[Page and application data records]

-=-=-=-=-

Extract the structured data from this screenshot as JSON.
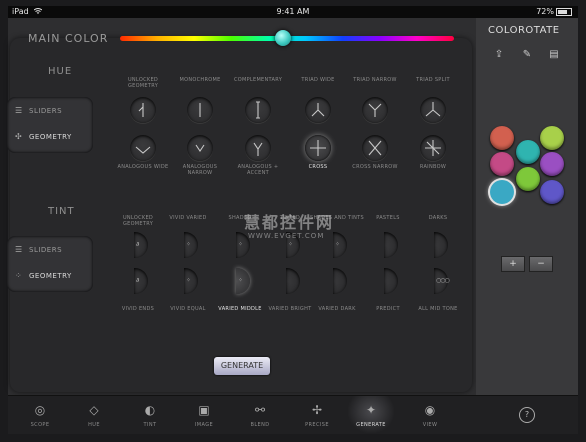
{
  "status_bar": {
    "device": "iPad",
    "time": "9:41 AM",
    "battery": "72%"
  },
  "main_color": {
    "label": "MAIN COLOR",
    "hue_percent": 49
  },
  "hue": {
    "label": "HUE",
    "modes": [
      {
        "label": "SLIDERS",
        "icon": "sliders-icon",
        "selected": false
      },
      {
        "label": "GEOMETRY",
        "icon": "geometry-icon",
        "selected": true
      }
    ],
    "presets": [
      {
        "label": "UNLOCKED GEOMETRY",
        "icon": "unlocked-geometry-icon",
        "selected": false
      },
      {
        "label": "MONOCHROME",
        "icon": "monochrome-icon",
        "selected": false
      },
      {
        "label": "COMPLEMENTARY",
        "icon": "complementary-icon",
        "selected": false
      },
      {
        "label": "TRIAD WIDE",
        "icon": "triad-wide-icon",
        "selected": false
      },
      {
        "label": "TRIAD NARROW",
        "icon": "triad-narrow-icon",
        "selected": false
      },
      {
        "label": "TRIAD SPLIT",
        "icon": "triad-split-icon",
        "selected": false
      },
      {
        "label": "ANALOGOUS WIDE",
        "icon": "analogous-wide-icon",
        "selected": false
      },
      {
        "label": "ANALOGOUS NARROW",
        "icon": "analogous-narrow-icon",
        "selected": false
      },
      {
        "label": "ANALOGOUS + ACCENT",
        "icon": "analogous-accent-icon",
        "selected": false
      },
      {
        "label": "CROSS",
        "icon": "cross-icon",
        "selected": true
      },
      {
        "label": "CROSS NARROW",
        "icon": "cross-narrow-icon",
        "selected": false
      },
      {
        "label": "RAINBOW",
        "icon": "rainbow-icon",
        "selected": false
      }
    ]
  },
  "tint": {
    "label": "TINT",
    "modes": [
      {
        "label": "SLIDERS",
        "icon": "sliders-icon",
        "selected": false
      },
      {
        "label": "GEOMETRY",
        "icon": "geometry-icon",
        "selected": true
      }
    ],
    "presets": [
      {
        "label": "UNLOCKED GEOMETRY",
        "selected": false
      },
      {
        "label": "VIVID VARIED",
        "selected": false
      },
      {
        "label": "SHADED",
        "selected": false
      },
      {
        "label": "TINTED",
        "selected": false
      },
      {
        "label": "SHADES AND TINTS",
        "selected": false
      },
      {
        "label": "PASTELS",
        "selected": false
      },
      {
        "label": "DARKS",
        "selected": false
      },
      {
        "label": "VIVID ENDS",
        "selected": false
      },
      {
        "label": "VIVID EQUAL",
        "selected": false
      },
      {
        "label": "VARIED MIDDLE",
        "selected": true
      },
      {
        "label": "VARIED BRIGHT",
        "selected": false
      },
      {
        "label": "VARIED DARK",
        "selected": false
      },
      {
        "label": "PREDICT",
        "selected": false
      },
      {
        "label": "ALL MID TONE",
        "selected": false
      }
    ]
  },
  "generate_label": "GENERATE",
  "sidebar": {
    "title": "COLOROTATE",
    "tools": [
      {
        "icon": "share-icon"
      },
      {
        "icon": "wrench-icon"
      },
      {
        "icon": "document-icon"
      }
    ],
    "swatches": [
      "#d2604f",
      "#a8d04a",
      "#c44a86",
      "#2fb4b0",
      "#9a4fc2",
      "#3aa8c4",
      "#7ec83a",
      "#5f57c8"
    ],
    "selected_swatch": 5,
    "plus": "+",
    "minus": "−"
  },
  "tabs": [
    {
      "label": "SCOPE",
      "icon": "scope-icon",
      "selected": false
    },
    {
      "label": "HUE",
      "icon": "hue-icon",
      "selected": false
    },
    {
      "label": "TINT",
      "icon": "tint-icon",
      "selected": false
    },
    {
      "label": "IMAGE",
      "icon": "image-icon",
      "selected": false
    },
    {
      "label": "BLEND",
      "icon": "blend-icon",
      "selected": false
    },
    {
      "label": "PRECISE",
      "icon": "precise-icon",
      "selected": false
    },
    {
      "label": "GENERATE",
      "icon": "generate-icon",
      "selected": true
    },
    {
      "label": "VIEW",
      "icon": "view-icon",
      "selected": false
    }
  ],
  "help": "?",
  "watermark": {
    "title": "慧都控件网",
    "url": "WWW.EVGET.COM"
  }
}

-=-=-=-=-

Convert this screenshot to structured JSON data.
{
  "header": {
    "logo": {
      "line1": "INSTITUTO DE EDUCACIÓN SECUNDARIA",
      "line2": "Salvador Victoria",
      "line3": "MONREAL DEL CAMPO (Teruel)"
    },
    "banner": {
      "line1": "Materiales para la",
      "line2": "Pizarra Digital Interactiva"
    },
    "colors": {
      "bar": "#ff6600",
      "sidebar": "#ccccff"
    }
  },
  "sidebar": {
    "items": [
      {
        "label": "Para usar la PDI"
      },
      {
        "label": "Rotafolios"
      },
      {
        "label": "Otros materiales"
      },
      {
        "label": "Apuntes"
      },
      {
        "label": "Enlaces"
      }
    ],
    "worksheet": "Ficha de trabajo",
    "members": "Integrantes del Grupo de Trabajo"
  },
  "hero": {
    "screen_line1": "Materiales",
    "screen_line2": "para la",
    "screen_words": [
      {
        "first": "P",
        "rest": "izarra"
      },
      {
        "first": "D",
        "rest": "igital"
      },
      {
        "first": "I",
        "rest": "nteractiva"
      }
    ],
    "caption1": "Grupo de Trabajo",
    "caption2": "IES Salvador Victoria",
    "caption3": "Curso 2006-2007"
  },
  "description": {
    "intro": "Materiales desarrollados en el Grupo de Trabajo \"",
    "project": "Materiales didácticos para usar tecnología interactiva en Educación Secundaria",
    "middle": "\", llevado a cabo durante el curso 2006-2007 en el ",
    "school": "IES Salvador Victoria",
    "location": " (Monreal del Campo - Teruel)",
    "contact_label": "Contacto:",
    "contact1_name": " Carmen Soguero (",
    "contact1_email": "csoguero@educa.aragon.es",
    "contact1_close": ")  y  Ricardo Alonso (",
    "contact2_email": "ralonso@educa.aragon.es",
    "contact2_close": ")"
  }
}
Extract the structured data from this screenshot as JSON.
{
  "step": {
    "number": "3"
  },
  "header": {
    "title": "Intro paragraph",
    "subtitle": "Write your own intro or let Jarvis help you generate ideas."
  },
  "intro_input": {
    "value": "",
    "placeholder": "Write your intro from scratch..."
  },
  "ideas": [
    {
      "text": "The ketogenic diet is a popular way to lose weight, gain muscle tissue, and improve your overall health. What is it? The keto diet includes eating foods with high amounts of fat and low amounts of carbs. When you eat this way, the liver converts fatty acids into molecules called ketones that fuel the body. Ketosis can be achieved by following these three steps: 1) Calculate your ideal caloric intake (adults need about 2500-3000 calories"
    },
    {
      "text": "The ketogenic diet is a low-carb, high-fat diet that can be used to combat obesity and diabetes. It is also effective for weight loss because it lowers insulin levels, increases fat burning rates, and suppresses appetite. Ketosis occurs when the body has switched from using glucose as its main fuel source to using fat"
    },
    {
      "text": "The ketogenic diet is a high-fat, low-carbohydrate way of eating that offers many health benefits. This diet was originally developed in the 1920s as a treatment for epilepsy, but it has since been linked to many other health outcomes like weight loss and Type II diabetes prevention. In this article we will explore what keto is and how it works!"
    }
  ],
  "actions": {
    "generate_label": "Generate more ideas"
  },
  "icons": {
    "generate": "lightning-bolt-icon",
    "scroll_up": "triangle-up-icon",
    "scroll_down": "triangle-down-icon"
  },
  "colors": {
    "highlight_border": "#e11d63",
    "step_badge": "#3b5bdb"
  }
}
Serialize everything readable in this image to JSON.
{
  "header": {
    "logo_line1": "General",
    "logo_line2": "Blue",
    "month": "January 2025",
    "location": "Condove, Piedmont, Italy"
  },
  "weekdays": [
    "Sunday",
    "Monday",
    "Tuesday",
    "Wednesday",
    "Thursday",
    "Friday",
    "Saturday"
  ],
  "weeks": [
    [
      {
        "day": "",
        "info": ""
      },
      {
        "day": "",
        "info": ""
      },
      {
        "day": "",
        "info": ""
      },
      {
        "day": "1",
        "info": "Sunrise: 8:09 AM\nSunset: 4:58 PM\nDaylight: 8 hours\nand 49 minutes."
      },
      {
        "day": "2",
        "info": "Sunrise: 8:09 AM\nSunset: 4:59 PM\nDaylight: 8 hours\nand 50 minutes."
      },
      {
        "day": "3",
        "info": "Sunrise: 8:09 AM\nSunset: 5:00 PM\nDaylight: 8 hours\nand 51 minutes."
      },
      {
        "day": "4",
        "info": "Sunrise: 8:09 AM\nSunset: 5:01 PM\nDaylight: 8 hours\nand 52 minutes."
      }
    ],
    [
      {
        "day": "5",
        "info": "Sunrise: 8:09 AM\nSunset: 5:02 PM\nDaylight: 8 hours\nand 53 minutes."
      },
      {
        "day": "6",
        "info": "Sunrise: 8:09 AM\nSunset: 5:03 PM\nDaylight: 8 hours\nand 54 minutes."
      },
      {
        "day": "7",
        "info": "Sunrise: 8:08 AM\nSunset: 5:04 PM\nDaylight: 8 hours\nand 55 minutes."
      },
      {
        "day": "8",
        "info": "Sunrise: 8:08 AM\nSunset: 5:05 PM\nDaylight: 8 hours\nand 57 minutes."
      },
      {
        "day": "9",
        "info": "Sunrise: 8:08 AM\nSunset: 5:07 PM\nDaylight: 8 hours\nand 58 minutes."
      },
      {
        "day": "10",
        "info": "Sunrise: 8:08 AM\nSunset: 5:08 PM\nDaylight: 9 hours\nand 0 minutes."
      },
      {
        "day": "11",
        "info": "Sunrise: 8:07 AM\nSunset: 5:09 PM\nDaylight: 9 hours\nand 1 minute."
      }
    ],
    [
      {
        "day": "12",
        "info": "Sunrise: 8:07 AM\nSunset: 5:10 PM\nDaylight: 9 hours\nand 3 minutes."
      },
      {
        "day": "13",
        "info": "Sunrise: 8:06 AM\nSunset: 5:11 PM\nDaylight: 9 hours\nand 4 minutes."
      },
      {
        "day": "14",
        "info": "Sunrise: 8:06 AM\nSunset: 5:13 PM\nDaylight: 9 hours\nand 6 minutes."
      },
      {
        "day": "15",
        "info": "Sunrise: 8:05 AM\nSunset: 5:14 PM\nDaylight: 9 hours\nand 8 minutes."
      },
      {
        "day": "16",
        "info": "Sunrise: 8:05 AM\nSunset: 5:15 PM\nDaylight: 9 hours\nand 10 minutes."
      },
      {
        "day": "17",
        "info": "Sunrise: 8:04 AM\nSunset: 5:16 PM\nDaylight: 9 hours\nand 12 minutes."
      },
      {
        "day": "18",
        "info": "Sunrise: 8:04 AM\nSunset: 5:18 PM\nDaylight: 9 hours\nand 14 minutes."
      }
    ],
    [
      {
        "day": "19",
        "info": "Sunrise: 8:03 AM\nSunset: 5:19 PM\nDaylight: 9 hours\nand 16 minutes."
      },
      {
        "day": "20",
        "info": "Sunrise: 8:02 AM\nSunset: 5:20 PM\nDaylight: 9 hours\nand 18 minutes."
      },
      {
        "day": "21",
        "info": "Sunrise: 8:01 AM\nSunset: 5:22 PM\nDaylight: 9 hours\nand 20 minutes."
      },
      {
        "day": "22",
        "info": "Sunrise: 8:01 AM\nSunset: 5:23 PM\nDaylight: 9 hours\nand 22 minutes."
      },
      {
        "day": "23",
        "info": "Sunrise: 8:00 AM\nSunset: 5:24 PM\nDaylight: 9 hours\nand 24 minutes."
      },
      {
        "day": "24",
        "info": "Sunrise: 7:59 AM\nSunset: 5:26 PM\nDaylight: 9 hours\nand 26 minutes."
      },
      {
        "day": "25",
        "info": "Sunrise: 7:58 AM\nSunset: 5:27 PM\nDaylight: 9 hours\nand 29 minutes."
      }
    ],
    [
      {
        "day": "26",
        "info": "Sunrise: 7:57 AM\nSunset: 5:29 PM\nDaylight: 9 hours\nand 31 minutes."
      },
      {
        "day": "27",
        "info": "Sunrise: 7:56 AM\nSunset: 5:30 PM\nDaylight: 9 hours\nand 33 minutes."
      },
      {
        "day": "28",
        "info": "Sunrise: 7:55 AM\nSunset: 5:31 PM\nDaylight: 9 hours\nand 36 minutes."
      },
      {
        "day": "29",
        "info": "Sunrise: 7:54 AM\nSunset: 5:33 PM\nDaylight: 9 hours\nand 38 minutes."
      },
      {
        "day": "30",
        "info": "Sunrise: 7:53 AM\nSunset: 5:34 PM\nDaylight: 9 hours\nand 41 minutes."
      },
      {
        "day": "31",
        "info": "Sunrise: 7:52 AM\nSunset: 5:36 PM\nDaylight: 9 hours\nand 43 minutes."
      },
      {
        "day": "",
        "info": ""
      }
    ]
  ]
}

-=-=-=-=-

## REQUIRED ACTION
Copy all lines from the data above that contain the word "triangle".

## REPLY
    "scroll_up": "triangle-up-icon",
    "scroll_down": "triangle-down-icon"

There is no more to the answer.